Jorge Milanés Despaigne
HAVANA TIMES — “The trucks bring 600 concrete blocks a time,” Belkis says to me with a rude tone of voice.
“That’s fine,” I reply. “But there’s something I don’t quite understand: the time these materials are received and how they are sold.”
The truck just arrived. I see the loaders passing other blocks without first taking them into the warehouse for inventory. The blocks are going straight from the truck to a trailer, “how do you explain that” I asked out loud?
“They’re for State subsidized construction work, they were already reserved,” she replies.
“And why does the same truck sell these same blocks at [the higher price] of 10 pesos the unit outside?” I ask.
“Those blocks are produced privately,” she answers.
“So, the blocks produced by private contractors are reddish and come in a different truck,” I retorted and walked out of the office feeling very angry. “Go where you please,” I heard her say in the distance.
In order to take the materials out of the warehouse, those who have received a State subsidy have to have a check issued by the bank. I wanted to see how that person who had received the subsidy took out the blocks Belkis had supposedly sold her.
“Where’s the driver of the truck?” I asked at the entrance.
“It’s me,” the person there said. “Relax, bro, I’ll bring you your blocks this afternoon.”

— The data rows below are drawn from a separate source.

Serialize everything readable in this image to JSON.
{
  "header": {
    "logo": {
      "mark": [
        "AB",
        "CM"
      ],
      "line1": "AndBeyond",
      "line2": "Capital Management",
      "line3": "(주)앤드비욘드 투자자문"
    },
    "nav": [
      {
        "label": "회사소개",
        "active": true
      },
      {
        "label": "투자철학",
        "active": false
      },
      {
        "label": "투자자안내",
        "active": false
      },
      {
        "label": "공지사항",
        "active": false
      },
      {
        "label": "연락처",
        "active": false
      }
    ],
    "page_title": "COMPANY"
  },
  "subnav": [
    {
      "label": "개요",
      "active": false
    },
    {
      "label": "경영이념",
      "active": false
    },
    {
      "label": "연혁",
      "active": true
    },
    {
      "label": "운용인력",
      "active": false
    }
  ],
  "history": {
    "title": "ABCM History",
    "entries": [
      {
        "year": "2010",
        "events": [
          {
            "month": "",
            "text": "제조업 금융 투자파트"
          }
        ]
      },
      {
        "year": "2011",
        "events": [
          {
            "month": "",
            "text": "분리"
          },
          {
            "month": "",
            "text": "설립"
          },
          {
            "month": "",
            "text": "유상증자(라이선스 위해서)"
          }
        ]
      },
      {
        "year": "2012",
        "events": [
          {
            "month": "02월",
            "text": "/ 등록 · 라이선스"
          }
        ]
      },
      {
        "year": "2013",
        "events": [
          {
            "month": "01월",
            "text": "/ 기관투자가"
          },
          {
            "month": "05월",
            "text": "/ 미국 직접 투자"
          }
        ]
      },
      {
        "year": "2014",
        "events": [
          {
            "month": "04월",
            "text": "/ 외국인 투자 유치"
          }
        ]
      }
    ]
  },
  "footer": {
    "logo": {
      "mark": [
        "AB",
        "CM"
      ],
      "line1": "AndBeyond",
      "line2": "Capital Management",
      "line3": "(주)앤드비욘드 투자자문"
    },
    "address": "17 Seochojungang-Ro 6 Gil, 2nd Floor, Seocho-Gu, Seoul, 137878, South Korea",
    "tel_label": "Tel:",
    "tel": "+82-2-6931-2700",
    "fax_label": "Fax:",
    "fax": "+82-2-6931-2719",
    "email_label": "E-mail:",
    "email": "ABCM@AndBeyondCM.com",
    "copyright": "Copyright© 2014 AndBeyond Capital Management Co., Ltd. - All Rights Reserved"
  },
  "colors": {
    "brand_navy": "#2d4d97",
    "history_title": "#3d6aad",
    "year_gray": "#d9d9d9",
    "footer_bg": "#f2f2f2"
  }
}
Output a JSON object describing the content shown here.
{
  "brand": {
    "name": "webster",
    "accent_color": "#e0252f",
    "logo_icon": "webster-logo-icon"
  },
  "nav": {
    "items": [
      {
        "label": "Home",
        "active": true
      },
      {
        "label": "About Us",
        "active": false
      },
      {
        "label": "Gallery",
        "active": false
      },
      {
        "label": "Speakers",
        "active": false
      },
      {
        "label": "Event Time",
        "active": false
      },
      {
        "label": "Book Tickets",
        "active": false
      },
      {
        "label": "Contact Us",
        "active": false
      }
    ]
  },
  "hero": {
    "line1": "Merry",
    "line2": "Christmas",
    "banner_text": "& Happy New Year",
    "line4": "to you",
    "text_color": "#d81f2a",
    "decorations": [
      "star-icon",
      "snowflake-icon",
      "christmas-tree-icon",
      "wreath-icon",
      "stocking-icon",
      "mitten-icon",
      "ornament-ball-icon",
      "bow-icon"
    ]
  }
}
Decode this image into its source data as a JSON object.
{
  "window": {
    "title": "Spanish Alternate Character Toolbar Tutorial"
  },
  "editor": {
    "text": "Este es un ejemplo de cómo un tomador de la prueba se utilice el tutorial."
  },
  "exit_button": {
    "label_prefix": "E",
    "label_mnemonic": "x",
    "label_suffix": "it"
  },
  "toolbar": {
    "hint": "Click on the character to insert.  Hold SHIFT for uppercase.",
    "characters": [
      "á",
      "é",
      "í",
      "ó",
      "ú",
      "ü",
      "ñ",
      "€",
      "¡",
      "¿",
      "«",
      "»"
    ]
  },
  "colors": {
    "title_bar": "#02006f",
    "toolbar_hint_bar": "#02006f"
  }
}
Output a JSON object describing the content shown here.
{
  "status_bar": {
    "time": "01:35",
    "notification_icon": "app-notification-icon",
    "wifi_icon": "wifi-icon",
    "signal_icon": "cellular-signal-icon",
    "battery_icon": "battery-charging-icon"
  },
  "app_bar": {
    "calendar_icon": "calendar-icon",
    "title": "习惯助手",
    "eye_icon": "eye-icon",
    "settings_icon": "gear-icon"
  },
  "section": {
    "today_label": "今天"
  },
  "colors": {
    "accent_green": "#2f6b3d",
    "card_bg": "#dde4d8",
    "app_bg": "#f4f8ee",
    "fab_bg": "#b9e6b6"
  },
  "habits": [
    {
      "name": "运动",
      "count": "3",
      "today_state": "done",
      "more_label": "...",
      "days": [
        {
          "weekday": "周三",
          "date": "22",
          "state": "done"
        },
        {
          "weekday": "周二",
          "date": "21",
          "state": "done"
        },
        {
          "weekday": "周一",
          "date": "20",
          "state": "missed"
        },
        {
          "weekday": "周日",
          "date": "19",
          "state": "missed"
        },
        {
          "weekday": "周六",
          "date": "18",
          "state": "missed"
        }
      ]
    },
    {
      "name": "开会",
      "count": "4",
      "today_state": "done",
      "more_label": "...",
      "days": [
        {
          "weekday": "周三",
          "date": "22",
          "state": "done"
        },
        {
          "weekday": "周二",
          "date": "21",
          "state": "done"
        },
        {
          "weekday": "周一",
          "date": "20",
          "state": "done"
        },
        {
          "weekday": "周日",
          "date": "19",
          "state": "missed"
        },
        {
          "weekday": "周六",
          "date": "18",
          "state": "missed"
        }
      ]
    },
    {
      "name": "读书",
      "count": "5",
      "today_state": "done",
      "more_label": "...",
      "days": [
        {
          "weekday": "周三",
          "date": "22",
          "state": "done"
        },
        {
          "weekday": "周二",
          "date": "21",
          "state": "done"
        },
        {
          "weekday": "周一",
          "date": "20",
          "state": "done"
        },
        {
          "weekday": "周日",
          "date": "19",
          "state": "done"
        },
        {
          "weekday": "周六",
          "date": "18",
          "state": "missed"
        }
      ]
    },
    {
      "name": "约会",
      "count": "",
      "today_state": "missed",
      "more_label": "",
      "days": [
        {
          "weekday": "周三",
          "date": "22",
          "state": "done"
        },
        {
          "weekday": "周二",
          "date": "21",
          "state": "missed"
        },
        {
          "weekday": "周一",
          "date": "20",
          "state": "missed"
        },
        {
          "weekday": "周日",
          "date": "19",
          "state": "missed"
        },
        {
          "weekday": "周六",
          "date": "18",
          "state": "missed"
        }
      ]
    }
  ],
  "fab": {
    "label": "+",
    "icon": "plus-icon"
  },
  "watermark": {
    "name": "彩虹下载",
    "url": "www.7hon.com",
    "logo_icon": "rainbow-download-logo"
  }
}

The torrential rain that day, however, made it impossible for the driver to return to the warehouse. Though the bank is closed on Saturday, the blocks that had come in the day before were all sold. Loaders would walk in and out of the trailer carrying blocks, sold at who knows how much (in this case, they were selling them inside the warehouse, not out on the street).
There, 300 blocks were set aside for the lady who had allegedly reserved them all, 600 blocks in total (according to the warehouse woman).I continued to wait for the truck to arrive. At 5 pm, I headed home without any blocks.
At 8 am the next day, Belkis said to me: “I’ve seen you here since Thursday. The concrete block company doesn’t open on Sundays. You can go, I’ll make sure to set aside your blocks.”
There are far too many problems and speaking to the manager is impossible: she’s either at a meeting, away, having lunch or something else. You can’t believe what people there tell you. I was there until ten in the morning and the blocks never arrived. You can also buy these at a different warehouse, but the problem is that you’re assigned a certain amount of money and the price of transporting the materials home varies.
At 7 am on Monday, Belkis saw me sitting there, came over and said to me: “Give me your papers. I’m not going to be here and I don’t want any problems with your blocks when the truck comes in.” I gave her the documents but (obviously) stayed put.
This is by no means an isolated incident. The issue has been addressed in the TV program Cuba dice (“Cuba Says”), the radio broadcast Haciendo Radio (“On the Radio”) and other spaces, but nothing changes. Such incidents, at least here, are something we see every day.
The truck arrived at 11:45 am. Everyone there cheered for me: I was finally able to buy the diabolical concrete blocks. And that was just the blocks! I can only imagine what lies ahead to obtain the other building materials.